Bird style is one of the older styles that is still in practice. It uses many open handed strikes and finger strikes, as well as some joint attacks and tearing claws. It is especially noteworthy because it is the precursor to a number of other styles, such as crane, swallow, eagle claw, and Tai Chi.
Tiger style (Hu Chuan) is also a very old style. It typically uses claw shaped hands for palm strikes, tearing, and joint manipulations. It is known for emphasizing powerful, snapping movements, and is supposed to help strengthen the bones.
Crane style (He Chuan) is based on the graceful, powerful movements of a large bird. Like bird style, it often uses open hand and finger strikes. It is characterized by soft style blocking and big sweeps followed with quick, powerful strikes that remain very graceful and fluid.
Tai Chi is one of the internal arts that is included in the Shaolin fighting system. It is sometimes known as "meditation in motion", and includes a great variety of different forms. Generally Tai Chi training emphasizes control and sensitivity. Because of this, it can be practiced until a much later age than many martial arts styles.
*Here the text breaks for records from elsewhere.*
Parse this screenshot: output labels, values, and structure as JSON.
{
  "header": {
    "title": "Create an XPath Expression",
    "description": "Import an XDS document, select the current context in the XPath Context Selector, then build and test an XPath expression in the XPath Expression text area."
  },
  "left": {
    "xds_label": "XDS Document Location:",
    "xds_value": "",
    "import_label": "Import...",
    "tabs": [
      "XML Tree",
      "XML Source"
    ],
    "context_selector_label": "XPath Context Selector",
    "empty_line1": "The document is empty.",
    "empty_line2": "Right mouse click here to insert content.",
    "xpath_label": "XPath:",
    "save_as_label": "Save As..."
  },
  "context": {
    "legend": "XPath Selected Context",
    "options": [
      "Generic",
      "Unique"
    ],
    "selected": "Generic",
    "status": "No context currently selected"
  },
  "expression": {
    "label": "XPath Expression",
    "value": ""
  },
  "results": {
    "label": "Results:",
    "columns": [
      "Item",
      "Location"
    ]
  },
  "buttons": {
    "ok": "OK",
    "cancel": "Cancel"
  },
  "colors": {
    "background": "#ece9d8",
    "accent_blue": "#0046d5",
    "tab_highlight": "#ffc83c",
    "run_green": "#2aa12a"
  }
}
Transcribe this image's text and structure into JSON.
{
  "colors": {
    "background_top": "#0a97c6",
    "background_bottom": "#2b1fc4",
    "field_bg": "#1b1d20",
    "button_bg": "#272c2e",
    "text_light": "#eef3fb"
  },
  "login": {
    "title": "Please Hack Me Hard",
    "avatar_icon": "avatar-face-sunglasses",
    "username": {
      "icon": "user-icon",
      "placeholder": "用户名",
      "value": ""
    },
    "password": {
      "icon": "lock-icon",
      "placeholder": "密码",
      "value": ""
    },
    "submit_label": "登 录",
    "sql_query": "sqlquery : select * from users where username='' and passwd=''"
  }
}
However, when taught properly its principals can not only improve health, but also have very devastating martial application.
Because of its great variety, it can be difficult to precisely define Shaolin Kung Fu stylistically. Depending on which styles one chooses to pursue, it can be soft or hard, internal or external, or any combination. The styles that exist today can be rooted in Buddhism, Taoism, or family styles that were incorporated into the temple. This is because the original training areas in the temples were not only a place for creating styles but also a place for gathering, trading, and learning martial arts. The Chinese Shaolin Centers, under the guidence of Grandmaster Sin Kwang Thé, continue to teach this ancient art to students in the United States.